Not all surgeries are about addressing current illnesses; some are about preventing them. Sterilization surgeries such as spaying and neutering fall into this category. These procedures reduce the risks of reproductive cancers, mitigate behavioral issues, and contribute to controlling the pet population.

  • Decreases the risk of certain types of cancers
  • Prevents overpopulation and unwanted litter
  • Can reduce aggression and roaming behaviors in males
  • Eliminates the risk of pyometra in females

4. Diagnostic Surgeries to Pinpoint Conditions

At times, the root cause of a pet’s distress isn’t apparent through non-invasive means. Diagnostic surgeries, including biopsies or exploratory laparotomies, are performed to gather more information about an internal condition that’s affecting your pet’s health.

  • Unexplained bleeding or chronic gastrointestinal symptoms
  • Unidentified growths that require biopsy
  • Unresponsive conditions to conventional treatments

A Walkthrough of a Veterinary Diagnostic Laboratory

After taking tissue samples or conducting surgeries, it’s crucial to analyze findings at facilities like a laboratory at Animal Hospital of Nashua. These state-of-the-art labs use advanced technologies to test and diagnose various conditions, ensuring the most appropriate treatment plans for your pets.

When Specialists Step In

Sometimes, general veterinary practice reaches its limits, prompting a need for specialized knowledge. This is where procedures conducted by specialists are indispensable to address complex cases that go beyond the scope of routine veterinary care.

Veterinary Surgery

When there’s a conversation about complex surgical needs, consulting a veterinary surgeon becomes necessary. These skilled professionals bring expertise in surgical procedures that demand precision and in-depth anatomical knowledge. You can view more of their services by checking out their websites. 

Veterinary Internal Medicine

In instances where your pet’s condition involves intricate internal systems, collaboration with vet internal medicine specialists can be pivotal. Internal medicine specialists delve deeper into diagnosing and managing complex internal disorders, ensuring comprehensive care surrounding surgical procedures.

Rehabilitation and Post-Surgery Care

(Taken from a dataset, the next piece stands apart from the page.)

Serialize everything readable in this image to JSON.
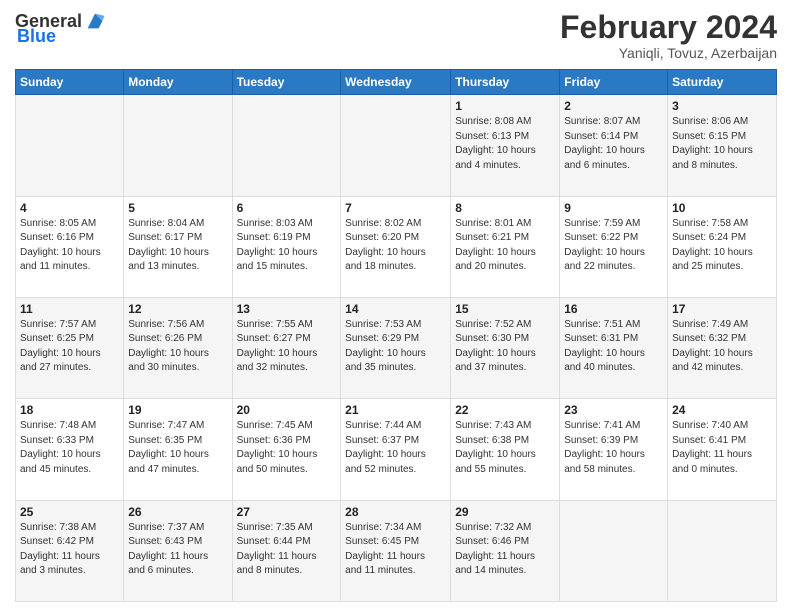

The surgical process doesn’t end when your pet leaves the operating table. Recovery and rehabilitation are just as important as the surgery itself. A veterinarian will provide a comprehensive post-operative care plan, which may include pain management, physical therapy, and follow-up appointments to ensure proper healing.

  • Pain management to ensure comfort during healing
  • Physical therapy to regain strength and mobility
  • Regular follow-ups for wound management and monitoring recovery

Conclusion

Each pet is unique, and so are their medical needs. Recognizing when veterinary surgery is necessary involves understanding your pet’s condition, consulting with your veterinarian, and sometimes, the expertise of specialists. It’s a collaborative effort aimed at providing the best outcome for your four-legged family member. Balancing the urgency of emergency surgeries with the foresight of preventive measures and the intricacy of specialized care, a pet owner’s role is to utilize the guidance offered by veterinary professionals to make informed decisions about their pet’s health needs.